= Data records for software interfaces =

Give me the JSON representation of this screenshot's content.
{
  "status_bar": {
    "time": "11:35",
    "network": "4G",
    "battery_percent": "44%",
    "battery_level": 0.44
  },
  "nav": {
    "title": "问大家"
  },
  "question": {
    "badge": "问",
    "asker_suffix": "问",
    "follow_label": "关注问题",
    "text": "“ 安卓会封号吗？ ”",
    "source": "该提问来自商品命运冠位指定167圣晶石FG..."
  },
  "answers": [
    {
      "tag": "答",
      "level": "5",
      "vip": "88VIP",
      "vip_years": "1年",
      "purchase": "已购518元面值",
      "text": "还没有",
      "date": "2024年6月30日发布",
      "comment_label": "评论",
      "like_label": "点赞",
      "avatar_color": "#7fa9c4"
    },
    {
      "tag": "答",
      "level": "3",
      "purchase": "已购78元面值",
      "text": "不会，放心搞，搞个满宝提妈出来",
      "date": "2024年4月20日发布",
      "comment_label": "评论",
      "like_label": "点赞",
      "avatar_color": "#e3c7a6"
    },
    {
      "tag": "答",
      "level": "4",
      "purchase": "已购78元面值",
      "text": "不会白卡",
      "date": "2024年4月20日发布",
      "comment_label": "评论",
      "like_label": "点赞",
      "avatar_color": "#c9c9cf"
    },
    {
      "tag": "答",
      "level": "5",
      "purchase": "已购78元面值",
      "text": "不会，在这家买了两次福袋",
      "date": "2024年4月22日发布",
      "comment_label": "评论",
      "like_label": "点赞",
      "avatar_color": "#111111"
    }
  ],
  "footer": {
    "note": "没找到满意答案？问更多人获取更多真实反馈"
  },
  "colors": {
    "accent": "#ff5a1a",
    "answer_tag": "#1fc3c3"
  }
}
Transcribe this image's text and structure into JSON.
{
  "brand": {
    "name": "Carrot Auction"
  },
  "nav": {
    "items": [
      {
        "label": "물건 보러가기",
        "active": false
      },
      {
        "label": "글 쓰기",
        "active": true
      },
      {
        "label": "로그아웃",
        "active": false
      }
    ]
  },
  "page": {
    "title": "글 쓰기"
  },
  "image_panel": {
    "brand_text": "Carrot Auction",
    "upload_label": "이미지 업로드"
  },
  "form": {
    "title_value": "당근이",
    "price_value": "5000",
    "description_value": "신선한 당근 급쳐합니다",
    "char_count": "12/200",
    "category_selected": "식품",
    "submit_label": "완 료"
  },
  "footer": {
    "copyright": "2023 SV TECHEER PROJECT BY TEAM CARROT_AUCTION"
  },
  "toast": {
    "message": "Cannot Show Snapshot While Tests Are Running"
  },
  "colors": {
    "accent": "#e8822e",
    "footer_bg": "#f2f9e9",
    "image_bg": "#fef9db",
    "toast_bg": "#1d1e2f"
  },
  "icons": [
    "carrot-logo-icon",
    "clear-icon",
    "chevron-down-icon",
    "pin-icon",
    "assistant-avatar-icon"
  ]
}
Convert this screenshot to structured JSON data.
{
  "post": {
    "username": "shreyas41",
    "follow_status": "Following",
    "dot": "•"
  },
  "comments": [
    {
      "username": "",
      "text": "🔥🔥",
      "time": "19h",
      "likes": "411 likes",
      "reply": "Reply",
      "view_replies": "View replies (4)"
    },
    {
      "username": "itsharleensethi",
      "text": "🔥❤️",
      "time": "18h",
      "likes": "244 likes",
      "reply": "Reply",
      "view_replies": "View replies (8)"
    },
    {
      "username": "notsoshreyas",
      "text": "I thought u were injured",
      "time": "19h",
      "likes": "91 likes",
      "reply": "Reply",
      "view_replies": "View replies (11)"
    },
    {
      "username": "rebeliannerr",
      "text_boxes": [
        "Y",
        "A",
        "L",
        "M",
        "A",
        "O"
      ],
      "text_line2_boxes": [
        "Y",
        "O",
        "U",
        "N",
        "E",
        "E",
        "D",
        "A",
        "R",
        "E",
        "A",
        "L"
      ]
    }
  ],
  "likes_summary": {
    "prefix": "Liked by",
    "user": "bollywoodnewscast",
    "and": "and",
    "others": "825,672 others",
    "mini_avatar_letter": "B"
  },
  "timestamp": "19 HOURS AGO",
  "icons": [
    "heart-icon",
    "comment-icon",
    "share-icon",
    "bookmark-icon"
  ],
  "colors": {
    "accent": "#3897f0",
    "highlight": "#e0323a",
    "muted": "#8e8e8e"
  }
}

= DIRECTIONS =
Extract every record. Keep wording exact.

= WRITTEN REPLY =
Give me the JSON representation of this screenshot's content.
{
  "status_bar": {
    "time": "11:35",
    "network": "4G",
    "battery_percent": "44%",
    "battery_level": 0.44
  },
  "nav": {
    "title": "问大家"
  },
  "question": {
    "badge": "问",
    "asker_suffix": "问",
    "follow_label": "关注问题",
    "text": "“ 安卓会封号吗？ ”",
    "source": "该提问来自商品命运冠位指定167圣晶石FG..."
  },
  "answers": [
    {
      "tag": "答",
      "level": "5",
      "vip": "88VIP",
      "vip_years": "1年",
      "purchase": "已购518元面值",
      "text": "还没有",
      "date": "2024年6月30日发布",
      "comment_label": "评论",
      "like_label": "点赞",
      "avatar_color": "#7fa9c4"
    },
    {
      "tag": "答",
      "level": "3",
      "purchase": "已购78元面值",
      "text": "不会，放心搞，搞个满宝提妈出来",
      "date": "2024年4月20日发布",
      "comment_label": "评论",
      "like_label": "点赞",
      "avatar_color": "#e3c7a6"
    },
    {
      "tag": "答",
      "level": "4",
      "purchase": "已购78元面值",
      "text": "不会白卡",
      "date": "2024年4月20日发布",
      "comment_label": "评论",
      "like_label": "点赞",
      "avatar_color": "#c9c9cf"
    },
    {
      "tag": "答",
      "level": "5",
      "purchase": "已购78元面值",
      "text": "不会，在这家买了两次福袋",
      "date": "2024年4月22日发布",
      "comment_label": "评论",
      "like_label": "点赞",
      "avatar_color": "#111111"
    }
  ],
  "footer": {
    "note": "没找到满意答案？问更多人获取更多真实反馈"
  },
  "colors": {
    "accent": "#ff5a1a",
    "answer_tag": "#1fc3c3"
  }
}
Transcribe this image's text and structure into JSON.
{
  "brand": {
    "name": "Carrot Auction"
  },
  "nav": {
    "items": [
      {
        "label": "물건 보러가기",
        "active": false
      },
      {
        "label": "글 쓰기",
        "active": true
      },
      {
        "label": "로그아웃",
        "active": false
      }
    ]
  },
  "page": {
    "title": "글 쓰기"
  },
  "image_panel": {
    "brand_text": "Carrot Auction",
    "upload_label": "이미지 업로드"
  },
  "form": {
    "title_value": "당근이",
    "price_value": "5000",
    "description_value": "신선한 당근 급쳐합니다",
    "char_count": "12/200",
    "category_selected": "식품",
    "submit_label": "완 료"
  },
  "footer": {
    "copyright": "2023 SV TECHEER PROJECT BY TEAM CARROT_AUCTION"
  },
  "toast": {
    "message": "Cannot Show Snapshot While Tests Are Running"
  },
  "colors": {
    "accent": "#e8822e",
    "footer_bg": "#f2f9e9",
    "image_bg": "#fef9db",
    "toast_bg": "#1d1e2f"
  },
  "icons": [
    "carrot-logo-icon",
    "clear-icon",
    "chevron-down-icon",
    "pin-icon",
    "assistant-avatar-icon"
  ]
}
Convert this screenshot to structured JSON data.
{
  "post": {
    "username": "shreyas41",
    "follow_status": "Following",
    "dot": "•"
  },
  "comments": [
    {
      "username": "",
      "text": "🔥🔥",
      "time": "19h",
      "likes": "411 likes",
      "reply": "Reply",
      "view_replies": "View replies (4)"
    },
    {
      "username": "itsharleensethi",
      "text": "🔥❤️",
      "time": "18h",
      "likes": "244 likes",
      "reply": "Reply",
      "view_replies": "View replies (8)"
    },
    {
      "username": "notsoshreyas",
      "text": "I thought u were injured",
      "time": "19h",
      "likes": "91 likes",
      "reply": "Reply",
      "view_replies": "View replies (11)"
    },
    {
      "username": "rebeliannerr",
      "text_boxes": [
        "Y",
        "A",
        "L",
        "M",
        "A",
        "O"
      ],
      "text_line2_boxes": [
        "Y",
        "O",
        "U",
        "N",
        "E",
        "E",
        "D",
        "A",
        "R",
        "E",
        "A",
        "L"
      ]
    }
  ],
  "likes_summary": {
    "prefix": "Liked by",
    "user": "bollywoodnewscast",
    "and": "and",
    "others": "825,672 others",
    "mini_avatar_letter": "B"
  },
  "timestamp": "19 HOURS AGO",
  "icons": [
    "heart-icon",
    "comment-icon",
    "share-icon",
    "bookmark-icon"
  ],
  "colors": {
    "accent": "#3897f0",
    "highlight": "#e0323a",
    "muted": "#8e8e8e"
  }
}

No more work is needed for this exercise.